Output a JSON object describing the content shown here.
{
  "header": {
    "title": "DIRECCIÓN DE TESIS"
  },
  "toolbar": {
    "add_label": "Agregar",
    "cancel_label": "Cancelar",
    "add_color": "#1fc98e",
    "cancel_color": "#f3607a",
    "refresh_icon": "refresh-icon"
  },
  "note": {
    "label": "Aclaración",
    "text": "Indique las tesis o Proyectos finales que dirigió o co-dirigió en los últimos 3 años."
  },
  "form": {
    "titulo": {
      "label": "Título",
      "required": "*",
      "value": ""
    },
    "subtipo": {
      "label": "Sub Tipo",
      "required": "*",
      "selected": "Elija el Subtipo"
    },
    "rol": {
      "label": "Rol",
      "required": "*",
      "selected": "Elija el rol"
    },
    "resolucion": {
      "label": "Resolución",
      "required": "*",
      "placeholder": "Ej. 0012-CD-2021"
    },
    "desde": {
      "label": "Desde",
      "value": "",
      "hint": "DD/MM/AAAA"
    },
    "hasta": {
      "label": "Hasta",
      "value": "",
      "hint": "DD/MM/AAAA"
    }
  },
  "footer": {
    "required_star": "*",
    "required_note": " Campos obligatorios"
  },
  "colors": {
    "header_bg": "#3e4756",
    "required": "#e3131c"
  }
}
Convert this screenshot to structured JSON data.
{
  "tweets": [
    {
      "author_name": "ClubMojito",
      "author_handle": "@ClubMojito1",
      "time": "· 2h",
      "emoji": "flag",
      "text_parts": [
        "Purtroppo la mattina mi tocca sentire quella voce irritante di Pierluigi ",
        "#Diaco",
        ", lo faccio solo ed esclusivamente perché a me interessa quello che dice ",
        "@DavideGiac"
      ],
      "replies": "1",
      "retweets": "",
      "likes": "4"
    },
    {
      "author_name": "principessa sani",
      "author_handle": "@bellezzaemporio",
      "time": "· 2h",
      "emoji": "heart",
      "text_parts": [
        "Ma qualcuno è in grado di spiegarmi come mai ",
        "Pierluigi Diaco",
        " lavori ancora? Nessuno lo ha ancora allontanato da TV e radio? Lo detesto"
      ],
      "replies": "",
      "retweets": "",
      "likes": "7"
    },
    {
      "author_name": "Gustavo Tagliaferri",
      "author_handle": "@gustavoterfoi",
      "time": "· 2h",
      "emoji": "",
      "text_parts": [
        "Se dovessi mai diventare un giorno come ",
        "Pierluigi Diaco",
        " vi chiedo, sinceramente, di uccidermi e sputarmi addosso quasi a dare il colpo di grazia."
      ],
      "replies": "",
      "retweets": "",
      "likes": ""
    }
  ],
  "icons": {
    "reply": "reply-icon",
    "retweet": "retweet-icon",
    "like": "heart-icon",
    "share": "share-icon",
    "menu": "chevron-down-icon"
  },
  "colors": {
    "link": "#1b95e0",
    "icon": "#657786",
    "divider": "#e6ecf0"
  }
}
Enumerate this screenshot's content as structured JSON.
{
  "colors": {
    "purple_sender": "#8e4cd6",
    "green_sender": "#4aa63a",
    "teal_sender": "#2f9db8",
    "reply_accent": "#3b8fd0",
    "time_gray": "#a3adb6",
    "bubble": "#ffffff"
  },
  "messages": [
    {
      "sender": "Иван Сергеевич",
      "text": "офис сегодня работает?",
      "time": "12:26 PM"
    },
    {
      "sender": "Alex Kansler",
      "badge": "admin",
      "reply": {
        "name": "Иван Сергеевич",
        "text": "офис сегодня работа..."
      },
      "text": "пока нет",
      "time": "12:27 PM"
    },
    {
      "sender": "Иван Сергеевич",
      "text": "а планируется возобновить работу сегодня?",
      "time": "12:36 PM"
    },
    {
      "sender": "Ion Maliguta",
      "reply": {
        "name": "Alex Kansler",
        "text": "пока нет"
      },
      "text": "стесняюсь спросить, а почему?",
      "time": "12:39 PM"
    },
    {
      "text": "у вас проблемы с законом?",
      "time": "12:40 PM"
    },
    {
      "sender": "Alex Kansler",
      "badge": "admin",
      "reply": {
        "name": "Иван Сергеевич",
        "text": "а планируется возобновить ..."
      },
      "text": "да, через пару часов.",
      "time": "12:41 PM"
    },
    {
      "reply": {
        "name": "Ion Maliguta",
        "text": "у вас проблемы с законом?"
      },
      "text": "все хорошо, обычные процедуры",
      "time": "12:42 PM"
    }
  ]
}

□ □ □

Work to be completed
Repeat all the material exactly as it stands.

Problem solution
Output a JSON object describing the content shown here.
{
  "header": {
    "title": "DIRECCIÓN DE TESIS"
  },
  "toolbar": {
    "add_label": "Agregar",
    "cancel_label": "Cancelar",
    "add_color": "#1fc98e",
    "cancel_color": "#f3607a",
    "refresh_icon": "refresh-icon"
  },
  "note": {
    "label": "Aclaración",
    "text": "Indique las tesis o Proyectos finales que dirigió o co-dirigió en los últimos 3 años."
  },
  "form": {
    "titulo": {
      "label": "Título",
      "required": "*",
      "value": ""
    },
    "subtipo": {
      "label": "Sub Tipo",
      "required": "*",
      "selected": "Elija el Subtipo"
    },
    "rol": {
      "label": "Rol",
      "required": "*",
      "selected": "Elija el rol"
    },
    "resolucion": {
      "label": "Resolución",
      "required": "*",
      "placeholder": "Ej. 0012-CD-2021"
    },
    "desde": {
      "label": "Desde",
      "value": "",
      "hint": "DD/MM/AAAA"
    },
    "hasta": {
      "label": "Hasta",
      "value": "",
      "hint": "DD/MM/AAAA"
    }
  },
  "footer": {
    "required_star": "*",
    "required_note": " Campos obligatorios"
  },
  "colors": {
    "header_bg": "#3e4756",
    "required": "#e3131c"
  }
}
Convert this screenshot to structured JSON data.
{
  "tweets": [
    {
      "author_name": "ClubMojito",
      "author_handle": "@ClubMojito1",
      "time": "· 2h",
      "emoji": "flag",
      "text_parts": [
        "Purtroppo la mattina mi tocca sentire quella voce irritante di Pierluigi ",
        "#Diaco",
        ", lo faccio solo ed esclusivamente perché a me interessa quello che dice ",
        "@DavideGiac"
      ],
      "replies": "1",
      "retweets": "",
      "likes": "4"
    },
    {
      "author_name": "principessa sani",
      "author_handle": "@bellezzaemporio",
      "time": "· 2h",
      "emoji": "heart",
      "text_parts": [
        "Ma qualcuno è in grado di spiegarmi come mai ",
        "Pierluigi Diaco",
        " lavori ancora? Nessuno lo ha ancora allontanato da TV e radio? Lo detesto"
      ],
      "replies": "",
      "retweets": "",
      "likes": "7"
    },
    {
      "author_name": "Gustavo Tagliaferri",
      "author_handle": "@gustavoterfoi",
      "time": "· 2h",
      "emoji": "",
      "text_parts": [
        "Se dovessi mai diventare un giorno come ",
        "Pierluigi Diaco",
        " vi chiedo, sinceramente, di uccidermi e sputarmi addosso quasi a dare il colpo di grazia."
      ],
      "replies": "",
      "retweets": "",
      "likes": ""
    }
  ],
  "icons": {
    "reply": "reply-icon",
    "retweet": "retweet-icon",
    "like": "heart-icon",
    "share": "share-icon",
    "menu": "chevron-down-icon"
  },
  "colors": {
    "link": "#1b95e0",
    "icon": "#657786",
    "divider": "#e6ecf0"
  }
}
Enumerate this screenshot's content as structured JSON.
{
  "colors": {
    "purple_sender": "#8e4cd6",
    "green_sender": "#4aa63a",
    "teal_sender": "#2f9db8",
    "reply_accent": "#3b8fd0",
    "time_gray": "#a3adb6",
    "bubble": "#ffffff"
  },
  "messages": [
    {
      "sender": "Иван Сергеевич",
      "text": "офис сегодня работает?",
      "time": "12:26 PM"
    },
    {
      "sender": "Alex Kansler",
      "badge": "admin",
      "reply": {
        "name": "Иван Сергеевич",
        "text": "офис сегодня работа..."
      },
      "text": "пока нет",
      "time": "12:27 PM"
    },
    {
      "sender": "Иван Сергеевич",
      "text": "а планируется возобновить работу сегодня?",
      "time": "12:36 PM"
    },
    {
      "sender": "Ion Maliguta",
      "reply": {
        "name": "Alex Kansler",
        "text": "пока нет"
      },
      "text": "стесняюсь спросить, а почему?",
      "time": "12:39 PM"
    },
    {
      "text": "у вас проблемы с законом?",
      "time": "12:40 PM"
    },
    {
      "sender": "Alex Kansler",
      "badge": "admin",
      "reply": {
        "name": "Иван Сергеевич",
        "text": "а планируется возобновить ..."
      },
      "text": "да, через пару часов.",
      "time": "12:41 PM"
    },
    {
      "reply": {
        "name": "Ion Maliguta",
        "text": "у вас проблемы с законом?"
      },
      "text": "все хорошо, обычные процедуры",
      "time": "12:42 PM"
    }
  ]
}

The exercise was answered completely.